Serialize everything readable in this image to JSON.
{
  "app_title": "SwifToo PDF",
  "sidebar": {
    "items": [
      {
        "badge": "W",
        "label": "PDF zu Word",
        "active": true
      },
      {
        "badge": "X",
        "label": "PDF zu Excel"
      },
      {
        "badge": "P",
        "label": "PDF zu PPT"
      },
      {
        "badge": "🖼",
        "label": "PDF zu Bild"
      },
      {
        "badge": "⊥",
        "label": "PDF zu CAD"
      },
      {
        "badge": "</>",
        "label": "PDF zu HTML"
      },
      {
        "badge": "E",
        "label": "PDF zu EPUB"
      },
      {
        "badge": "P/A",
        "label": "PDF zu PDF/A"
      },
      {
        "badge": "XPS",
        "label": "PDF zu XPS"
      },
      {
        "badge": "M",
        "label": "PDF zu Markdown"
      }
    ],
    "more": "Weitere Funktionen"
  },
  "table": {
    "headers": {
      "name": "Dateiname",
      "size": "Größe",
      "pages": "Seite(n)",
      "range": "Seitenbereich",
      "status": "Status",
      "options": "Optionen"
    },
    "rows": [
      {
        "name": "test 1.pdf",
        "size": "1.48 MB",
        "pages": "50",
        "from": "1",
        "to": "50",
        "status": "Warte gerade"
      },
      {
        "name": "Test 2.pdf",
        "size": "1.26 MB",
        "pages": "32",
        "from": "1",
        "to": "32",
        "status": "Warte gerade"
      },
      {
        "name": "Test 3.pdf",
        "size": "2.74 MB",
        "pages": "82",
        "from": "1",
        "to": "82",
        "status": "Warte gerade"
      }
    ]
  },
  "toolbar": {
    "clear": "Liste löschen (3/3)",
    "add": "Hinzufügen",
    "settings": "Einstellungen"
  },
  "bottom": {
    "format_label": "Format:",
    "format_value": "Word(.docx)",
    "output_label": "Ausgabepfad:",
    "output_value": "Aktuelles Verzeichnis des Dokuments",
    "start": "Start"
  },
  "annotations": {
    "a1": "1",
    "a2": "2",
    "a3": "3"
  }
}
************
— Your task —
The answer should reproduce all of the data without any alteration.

— Task answer —
Serialize everything readable in this image to JSON.
{
  "app_title": "SwifToo PDF",
  "sidebar": {
    "items": [
      {
        "badge": "W",
        "label": "PDF zu Word",
        "active": true
      },
      {
        "badge": "X",
        "label": "PDF zu Excel"
      },
      {
        "badge": "P",
        "label": "PDF zu PPT"
      },
      {
        "badge": "🖼",
        "label": "PDF zu Bild"
      },
      {
        "badge": "⊥",
        "label": "PDF zu CAD"
      },
      {
        "badge": "</>",
        "label": "PDF zu HTML"
      },
      {
        "badge": "E",
        "label": "PDF zu EPUB"
      },
      {
        "badge": "P/A",
        "label": "PDF zu PDF/A"
      },
      {
        "badge": "XPS",
        "label": "PDF zu XPS"
      },
      {
        "badge": "M",
        "label": "PDF zu Markdown"
      }
    ],
    "more": "Weitere Funktionen"
  },
  "table": {
    "headers": {
      "name": "Dateiname",
      "size": "Größe",
      "pages": "Seite(n)",
      "range": "Seitenbereich",
      "status": "Status",
      "options": "Optionen"
    },
    "rows": [
      {
        "name": "test 1.pdf",
        "size": "1.48 MB",
        "pages": "50",
        "from": "1",
        "to": "50",
        "status": "Warte gerade"
      },
      {
        "name": "Test 2.pdf",
        "size": "1.26 MB",
        "pages": "32",
        "from": "1",
        "to": "32",
        "status": "Warte gerade"
      },
      {
        "name": "Test 3.pdf",
        "size": "2.74 MB",
        "pages": "82",
        "from": "1",
        "to": "82",
        "status": "Warte gerade"
      }
    ]
  },
  "toolbar": {
    "clear": "Liste löschen (3/3)",
    "add": "Hinzufügen",
    "settings": "Einstellungen"
  },
  "bottom": {
    "format_label": "Format:",
    "format_value": "Word(.docx)",
    "output_label": "Ausgabepfad:",
    "output_value": "Aktuelles Verzeichnis des Dokuments",
    "start": "Start"
  },
  "annotations": {
    "a1": "1",
    "a2": "2",
    "a3": "3"
  }
}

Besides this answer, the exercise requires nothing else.